Sheraton Grand Nashville Downtown is a smart hotel built around a towering atrium. Rooms are spacious and light and the hotel is conveniently near all the main sights.
Turn off the Parkway for your second Music City – Muscle Shoals, home of FAME Studios and Muscle Shoals Sound Studios. Rod Stewart, Aretha Franklin, Eric Clapton, Lynyrd Skynyrd and, of course, the Rolling Stones all recorded in ‘America’s Abbey Road’. Listen to ‘Wild Horses’ and ‘Mustang Sally’ as you roll on through. Proper Elvis fans stop in Tupelo, to see a tiny shotgun house (so named because you could shoot a bullet right through it) where you can take a cramped tour – because this is the house where Elvis was raised. Going from here to Graceland, the mansion he bought for his family in Memphis, you’ll re-enact a rags-to-riches journey. In Graceland’s Jungle Room, wince at deep shag carpet, leopard print and Tiki furniture. Memphis itself is for blues fans. Walk the city in the shadow of the King and discover Memphis barbecue – try this porcine-centric feast at Central BBQ.

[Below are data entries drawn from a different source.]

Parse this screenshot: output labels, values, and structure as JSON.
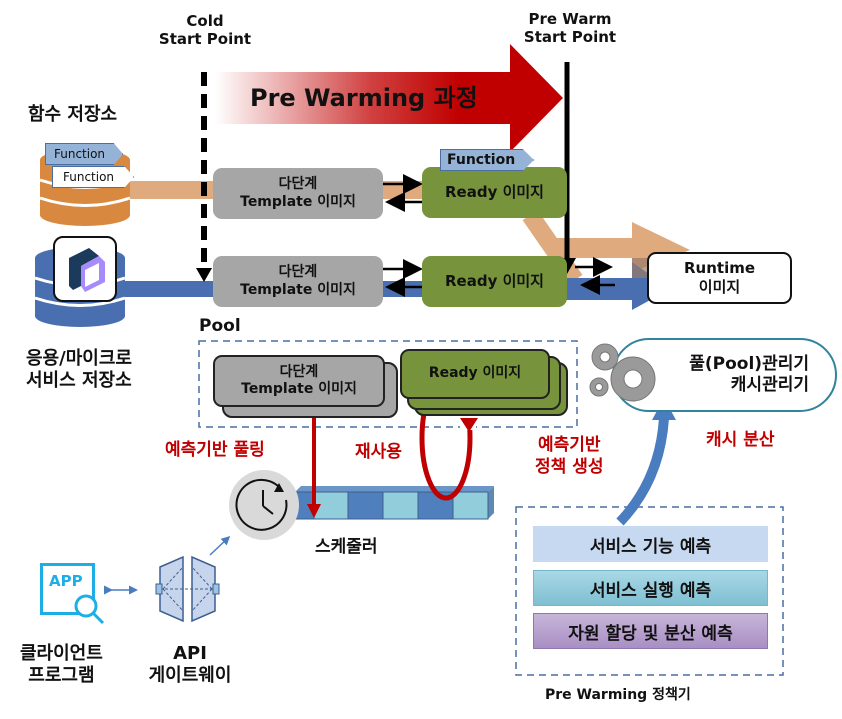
{
  "markers": {
    "cold_start": [
      "Cold",
      "Start Point"
    ],
    "pre_warm_start": [
      "Pre Warm",
      "Start Point"
    ]
  },
  "process_arrow": {
    "label": "Pre Warming 과정"
  },
  "function_store": {
    "title": "함수 저장소",
    "tags": [
      "Function",
      "Function"
    ]
  },
  "app_store": {
    "title": [
      "응용/마이크로",
      "서비스 저장소"
    ]
  },
  "row1": {
    "template": [
      "다단계",
      "Template 이미지"
    ],
    "function_tag": "Function",
    "ready": "Ready 이미지"
  },
  "row2": {
    "template": [
      "다단계",
      "Template 이미지"
    ],
    "ready": "Ready 이미지"
  },
  "runtime": [
    "Runtime",
    "이미지"
  ],
  "pool": {
    "title": "Pool",
    "template": [
      "다단계",
      "Template 이미지"
    ],
    "ready": "Ready 이미지"
  },
  "pool_manager": [
    "풀(Pool)관리기",
    "캐시관리기"
  ],
  "annotations": {
    "predictive_pooling": "예측기반 풀링",
    "reuse": "재사용",
    "predictive_policy": [
      "예측기반",
      "정책 생성"
    ],
    "cache_distribution": "캐시 분산"
  },
  "scheduler": {
    "label": "스케줄러"
  },
  "client": {
    "icon_text": "APP",
    "label": [
      "클라이언트",
      "프로그램"
    ]
  },
  "api_gateway": {
    "label": [
      "API",
      "게이트웨이"
    ]
  },
  "policy_engine": {
    "items": [
      "서비스 기능 예측",
      "서비스 실행 예측",
      "자원 할당 및 분산 예측"
    ],
    "title": "Pre Warming 정책기"
  },
  "colors": {
    "accent_red": "#c00000",
    "function_orange": "#d9893f",
    "app_blue": "#4a6fb0",
    "ready_green": "#77933c",
    "template_gray": "#a6a6a6"
  }
}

Where to stay:
The Peabody Memphis is a grand old dame of a hotel with chandeliers and marble fireplaces. It has a strange tradition: ducks are permitted in the lobby fountain at 11am and 5pm every day. Out of respect, ‘canard’ isn’t served at Chez Philippe, the hotel’s upmarket French restaurant.
On to Clarksdale, in the Mississippi Delta, which you know is a good place to go as soon as you find out that Morgan Freeman has a share in the local Ground Zero Blues Club. In the centre of town, look out for the Devil’s Crossroads, which marks where Robert Johnson sold his soul to be a musician. Take a paddle down the lazy Mississippi by canoe to enjoy a delta cruise as well as the area’s famous delta blues music.
Stop off at Natchez and Lafayette if you want battlegrounds, plantation mansions and Creole cuisine before parking up in New Orleans. And this is your final stop because, with all its good-time fun, you won’t want to leave.
Take the Blue Ridge Parkway and admire the hazy, tree-coated slopes. Canoe, climb and maybe clock a coyote.